These scores marked decreases in math and reading for the U.S. over the past decade of PISA testing. The country’s mathematics score has decreased from 483 in 2003, the first year of PISA math testing under its current framework, to 481 in 2012. In reading, the U.S. has slipped from an average score of 504 in 2000 to a 498 last fall.

Fortunately, science scores have not followed that trend. American students have increased their score from a 489 to a 497 since 2006, although that 2012 mark is still a decrease from 2009’s science average of 502.

These results are disappointing, but not entirely surprising for a developed western country. America’s peers in science, reading, and math amongst 15-year-old students tended to be countries like Spain, Italy, Portugal, and Sweden. Chinese regions Shanghai and Hong Kong were common staples at the top of the PISA average scores, along with Japan, Korea, and Finland.

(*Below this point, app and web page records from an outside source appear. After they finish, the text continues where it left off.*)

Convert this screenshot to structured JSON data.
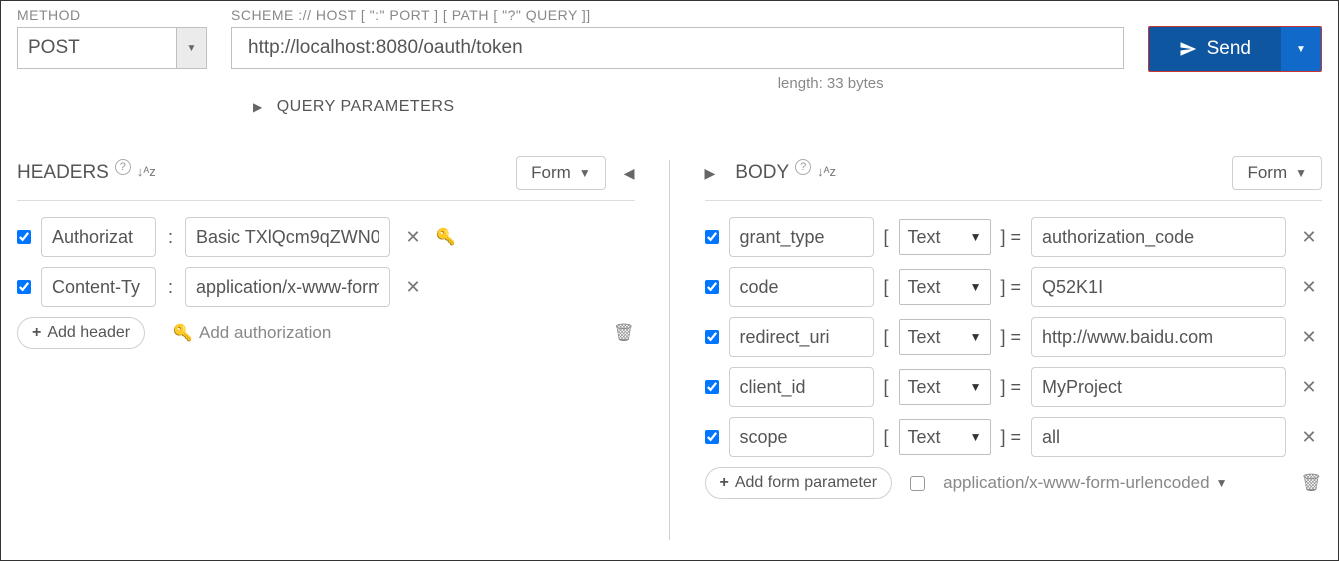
{
  "top": {
    "method_label": "METHOD",
    "url_label": "SCHEME :// HOST [ \":\" PORT ] [ PATH [ \"?\" QUERY ]]",
    "method_value": "POST",
    "url_value": "http://localhost:8080/oauth/token",
    "send_label": "Send",
    "length_text": "length: 33 bytes",
    "query_params_label": "QUERY PARAMETERS"
  },
  "headers_panel": {
    "title": "HEADERS",
    "form_label": "Form",
    "rows": [
      {
        "name": "Authorizat",
        "value": "Basic TXlQcm9qZWN0"
      },
      {
        "name": "Content-Ty",
        "value": "application/x-www-form"
      }
    ],
    "add_header_label": "Add header",
    "add_auth_label": "Add authorization"
  },
  "body_panel": {
    "title": "BODY",
    "form_label": "Form",
    "type_option": "Text",
    "rows": [
      {
        "name": "grant_type",
        "value": "authorization_code"
      },
      {
        "name": "code",
        "value": "Q52K1I"
      },
      {
        "name": "redirect_uri",
        "value": "http://www.baidu.com"
      },
      {
        "name": "client_id",
        "value": "MyProject"
      },
      {
        "name": "scope",
        "value": "all"
      }
    ],
    "add_param_label": "Add form parameter",
    "content_type_label": "application/x-www-form-urlencoded"
  }
}
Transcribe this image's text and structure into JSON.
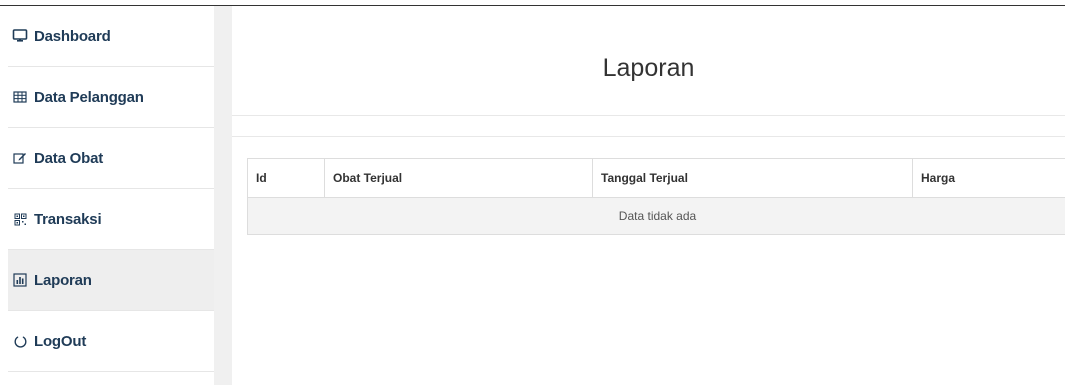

The 2012 PISA scores reiterate the country’s need to focus educational efforts on literacy and STEM education tenets. Part of those efforts has been reflected in the country’s rising science scores, but the U.S. still trails the worldwide average in that category. Static proficiency rates will only allow over developed countries to pass America amongst the PISA rankings. Unless important measures are taken, American students could find themselves looking up at the worldwide average in a matter of years.